Unattended candles are believed to be the cause of a house fire where a girl and her parents were found dead earlier this week.

Nanaimo Fire and Rescue revealed the suspected cause of the Nicol Street blaze Friday. Firefighters said they've finished their investigation and the fire has been deemed accidental.

The fire appears to have started in the kitchen area early Tuesday morning, Nanaimo Fire Chief Karen Fry said at a news conference.

It was an oxygen-deprived fire, she said, so it was likely burning for a long time with cooling down periods before it ignited further. Eventually, it was large enough to attract the attention of passersby.

"Candles are one of the leading causes of fires and they're very dangerous," Fry warned.

She added that there was nothing to suggest the laneway house had working smoke detectors, which is something investigators often come across.

It is unclear whether there were working smoke detectors in the laneway house. The fire was what brought emergency officials to the home on Tuesday afternoon, but the cause of the family's deaths has not yet been revealed.

The RCMP told CTV Vancouver Island that the investigation into cause of death is now in the hands of the B.C. Coroners Service, and that Mounties have completed their investigation. Fry said so far the case is not suspicious in nature but that they'll await the coroner's results.

The bodies of Jason Stephenson, Amberlee Scarr and their seven-year-old daughter Piper Stephenson were first uncovered by firefighters called in by bystanders who broke windows and shouted to try to get people outside.

Fry said the family was involved in the community and known to many – including some people she worked with.

"We're grieving with the family," she said.

The chief could not comment on what the family's condition was before the fire, why they were unable to get out or what time they died. Those details will likely be included in the coroner's report.

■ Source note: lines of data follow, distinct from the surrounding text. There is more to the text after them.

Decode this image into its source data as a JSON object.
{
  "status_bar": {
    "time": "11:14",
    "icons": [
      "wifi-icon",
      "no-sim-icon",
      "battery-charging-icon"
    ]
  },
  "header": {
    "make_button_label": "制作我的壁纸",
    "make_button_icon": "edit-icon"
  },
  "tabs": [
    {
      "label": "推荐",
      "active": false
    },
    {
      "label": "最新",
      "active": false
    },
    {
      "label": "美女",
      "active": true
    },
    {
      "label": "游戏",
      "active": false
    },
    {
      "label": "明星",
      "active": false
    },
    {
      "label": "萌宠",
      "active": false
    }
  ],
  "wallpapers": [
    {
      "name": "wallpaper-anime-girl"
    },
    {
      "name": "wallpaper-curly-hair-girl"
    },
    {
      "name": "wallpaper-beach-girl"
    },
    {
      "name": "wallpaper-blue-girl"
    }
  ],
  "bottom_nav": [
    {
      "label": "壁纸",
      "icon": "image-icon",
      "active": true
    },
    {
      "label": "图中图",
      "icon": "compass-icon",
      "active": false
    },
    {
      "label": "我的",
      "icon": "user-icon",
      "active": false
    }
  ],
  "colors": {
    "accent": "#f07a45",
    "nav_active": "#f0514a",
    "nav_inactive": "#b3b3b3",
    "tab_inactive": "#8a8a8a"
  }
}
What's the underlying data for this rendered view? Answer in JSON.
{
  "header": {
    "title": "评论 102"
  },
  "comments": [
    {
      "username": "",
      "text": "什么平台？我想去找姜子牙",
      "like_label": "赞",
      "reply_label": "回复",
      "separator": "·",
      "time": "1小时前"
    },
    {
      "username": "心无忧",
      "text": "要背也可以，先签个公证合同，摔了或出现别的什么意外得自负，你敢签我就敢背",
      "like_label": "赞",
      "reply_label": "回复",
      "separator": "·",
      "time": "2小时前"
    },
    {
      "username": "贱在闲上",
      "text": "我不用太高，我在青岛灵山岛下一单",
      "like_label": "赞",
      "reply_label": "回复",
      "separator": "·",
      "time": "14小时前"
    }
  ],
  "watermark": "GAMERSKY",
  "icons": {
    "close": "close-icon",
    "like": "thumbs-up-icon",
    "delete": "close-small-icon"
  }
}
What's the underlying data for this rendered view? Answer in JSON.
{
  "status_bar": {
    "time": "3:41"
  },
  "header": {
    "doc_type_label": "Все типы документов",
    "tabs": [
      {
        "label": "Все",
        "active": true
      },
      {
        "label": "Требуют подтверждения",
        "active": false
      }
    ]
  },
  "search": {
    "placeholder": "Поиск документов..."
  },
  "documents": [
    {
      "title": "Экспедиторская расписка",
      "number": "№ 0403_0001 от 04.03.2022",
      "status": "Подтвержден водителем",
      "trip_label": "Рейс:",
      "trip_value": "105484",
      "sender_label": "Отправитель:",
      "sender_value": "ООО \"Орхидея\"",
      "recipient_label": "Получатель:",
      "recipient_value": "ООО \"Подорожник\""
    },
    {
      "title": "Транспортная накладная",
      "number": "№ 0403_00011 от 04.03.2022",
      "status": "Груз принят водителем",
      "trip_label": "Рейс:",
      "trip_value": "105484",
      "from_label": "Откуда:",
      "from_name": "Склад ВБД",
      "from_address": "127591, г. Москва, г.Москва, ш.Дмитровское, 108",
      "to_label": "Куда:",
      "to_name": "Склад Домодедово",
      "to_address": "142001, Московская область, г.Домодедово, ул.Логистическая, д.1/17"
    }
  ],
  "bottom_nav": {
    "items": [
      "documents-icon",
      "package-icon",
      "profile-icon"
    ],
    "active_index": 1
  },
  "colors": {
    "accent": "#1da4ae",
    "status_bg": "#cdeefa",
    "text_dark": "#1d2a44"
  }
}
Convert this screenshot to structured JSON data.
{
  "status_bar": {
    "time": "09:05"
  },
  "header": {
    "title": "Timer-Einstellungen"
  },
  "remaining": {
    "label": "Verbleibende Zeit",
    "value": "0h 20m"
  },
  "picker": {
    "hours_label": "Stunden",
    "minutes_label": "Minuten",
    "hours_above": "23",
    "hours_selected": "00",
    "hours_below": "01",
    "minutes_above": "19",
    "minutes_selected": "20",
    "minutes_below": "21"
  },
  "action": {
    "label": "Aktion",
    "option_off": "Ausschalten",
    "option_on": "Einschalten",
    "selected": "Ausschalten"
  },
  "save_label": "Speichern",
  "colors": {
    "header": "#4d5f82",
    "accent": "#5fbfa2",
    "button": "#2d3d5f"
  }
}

Earlier this week, RCMP Cpl. Jon Stuart said the fire was small enough that first responders likely wouldn't expect to find bodies, but that it is not something they generally anticipate.

CTV News has obtained video of the crime scene showing bodies that do not appear to be burned, however, smoke inhalation could be a possible cause of death, according to Stuart.

He said investigators will follow up with the BC Coroner's Service to determine the cause of death. Police said there is nothing to suggest foul play at this point, but that they're not yet ready to rule it out.

An online fundraiser has been set up to help the family cover the costs of funeral arrangements for the mother and daughter. The page raised more than $9,000 of its $10,000 goal in a single day.

The page's creator wrote that any money left over will be left in trust to Scarr's surviving sons Benson and Adam. Many who donated wrote about Scarr's "huge heart" and sense of humour, and expressed their sympathies for the family.

With files from CTV Vancouver Island